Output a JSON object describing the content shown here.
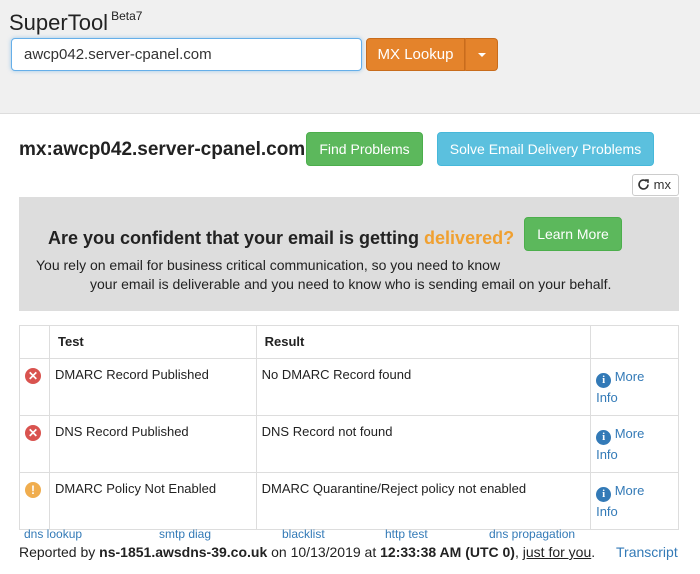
{
  "header": {
    "brand": "SuperTool",
    "beta": "Beta7",
    "search_value": "awcp042.server-cpanel.com",
    "lookup_label": "MX Lookup"
  },
  "result": {
    "title": "mx:awcp042.server-cpanel.com",
    "find_problems": "Find Problems",
    "solve_delivery": "Solve Email Delivery Problems",
    "refresh_label": "mx"
  },
  "promo": {
    "headline_prefix": "Are you confident that your email is getting ",
    "headline_highlight": "delivered?",
    "line1": "You rely on email for business critical communication, so you need to know",
    "line2": "your email is deliverable and you need to know who is sending email on your behalf.",
    "learn_more": "Learn More",
    "highlight_color": "#f0a030"
  },
  "table": {
    "headers": [
      "",
      "Test",
      "Result",
      ""
    ],
    "rows": [
      {
        "status": "error",
        "symbol": "✕",
        "test": "DMARC Record Published",
        "result": "No DMARC Record found",
        "more1": "More",
        "more2": "Info"
      },
      {
        "status": "error",
        "symbol": "✕",
        "test": "DNS Record Published",
        "result": "DNS Record not found",
        "more1": "More",
        "more2": "Info"
      },
      {
        "status": "warning",
        "symbol": "!",
        "test": "DMARC Policy Not Enabled",
        "result": "DMARC Quarantine/Reject policy not enabled",
        "more1": "More",
        "more2": "Info"
      }
    ]
  },
  "footer": {
    "links": [
      "dns lookup",
      "smtp diag",
      "blacklist",
      "http test",
      "dns propagation"
    ],
    "reported_prefix": "Reported by ",
    "server": "ns-1851.awsdns-39.co.uk",
    "on": " on 10/13/2019 at ",
    "time": "12:33:38 AM (UTC 0)",
    "comma": ", ",
    "just_for_you": "just for you",
    "period": ".",
    "transcript": "Transcript"
  },
  "colors": {
    "accent_orange": "#e4832b",
    "success_green": "#5cb85c",
    "info_blue": "#5bc0de",
    "link_blue": "#337ab7",
    "error_red": "#d9534f",
    "warning_orange": "#f0ad4e"
  },
  "icons": {
    "refresh": "refresh-icon",
    "caret": "caret-down-icon",
    "error": "error-circle-icon",
    "warning": "warning-circle-icon",
    "info": "info-circle-icon"
  }
}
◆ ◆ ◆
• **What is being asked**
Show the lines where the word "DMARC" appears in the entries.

• **Response to the exercise**
        "test": "DMARC Record Published",
        "result": "No DMARC Record found",
        "test": "DMARC Policy Not Enabled",
        "result": "DMARC Quarantine/Reject policy not enabled",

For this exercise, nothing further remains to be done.